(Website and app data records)
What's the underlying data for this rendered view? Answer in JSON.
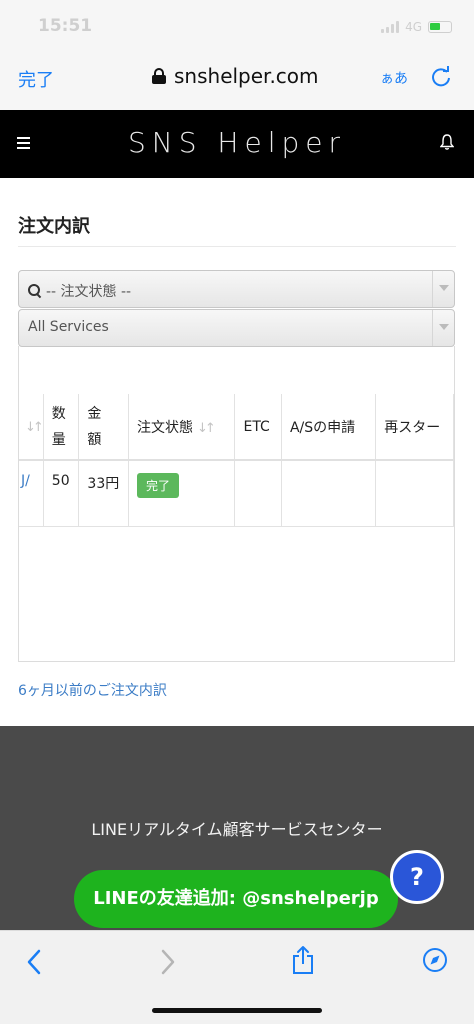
{
  "status": {
    "time": "15:51",
    "network": "4G"
  },
  "safari": {
    "done_label": "完了",
    "url": "snshelper.com",
    "aa_label": "ぁあ"
  },
  "header": {
    "title": "SNS Helper"
  },
  "page": {
    "title": "注文内訳"
  },
  "filters": {
    "status_select": "-- 注文状態 --",
    "service_select": "All Services"
  },
  "table": {
    "columns": [
      "数量",
      "金額",
      "注文状態",
      "ETC",
      "A/Sの申請",
      "再スター"
    ],
    "qty_header": [
      "数",
      "量"
    ],
    "amount_header": [
      "金",
      "額"
    ],
    "row": {
      "link_fragment": "J/",
      "qty": "50",
      "amount": "33円",
      "status": "完了"
    }
  },
  "history_link": "6ヶ月以前のご注文内訳",
  "footer": {
    "support_text": "LINEリアルタイム顧客サービスセンター",
    "line_button": "LINEの友達追加: @snshelperjp",
    "help_label": "?"
  },
  "colors": {
    "link": "#3b7cc6",
    "badge_green": "#5cb85c",
    "line_green": "#1eb31e",
    "help_blue": "#2a56d8",
    "ios_blue": "#1a7ef5"
  },
  "icons": [
    "lock-icon",
    "reload-icon",
    "menu-icon",
    "bell-icon",
    "search-icon",
    "sort-icon",
    "back-icon",
    "forward-icon",
    "share-icon",
    "compass-icon"
  ]
}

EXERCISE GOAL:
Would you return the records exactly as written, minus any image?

TASK RESULT:
What's the underlying data for this rendered view? Answer in JSON.
{
  "status": {
    "time": "15:51",
    "network": "4G"
  },
  "safari": {
    "done_label": "完了",
    "url": "snshelper.com",
    "aa_label": "ぁあ"
  },
  "header": {
    "title": "SNS Helper"
  },
  "page": {
    "title": "注文内訳"
  },
  "filters": {
    "status_select": "-- 注文状態 --",
    "service_select": "All Services"
  },
  "table": {
    "columns": [
      "数量",
      "金額",
      "注文状態",
      "ETC",
      "A/Sの申請",
      "再スター"
    ],
    "qty_header": [
      "数",
      "量"
    ],
    "amount_header": [
      "金",
      "額"
    ],
    "row": {
      "link_fragment": "J/",
      "qty": "50",
      "amount": "33円",
      "status": "完了"
    }
  },
  "history_link": "6ヶ月以前のご注文内訳",
  "footer": {
    "support_text": "LINEリアルタイム顧客サービスセンター",
    "line_button": "LINEの友達追加: @snshelperjp",
    "help_label": "?"
  },
  "colors": {
    "link": "#3b7cc6",
    "badge_green": "#5cb85c",
    "line_green": "#1eb31e",
    "help_blue": "#2a56d8",
    "ios_blue": "#1a7ef5"
  },
  "icons": [
    "lock-icon",
    "reload-icon",
    "menu-icon",
    "bell-icon",
    "search-icon",
    "sort-icon",
    "back-icon",
    "forward-icon",
    "share-icon",
    "compass-icon"
  ]
}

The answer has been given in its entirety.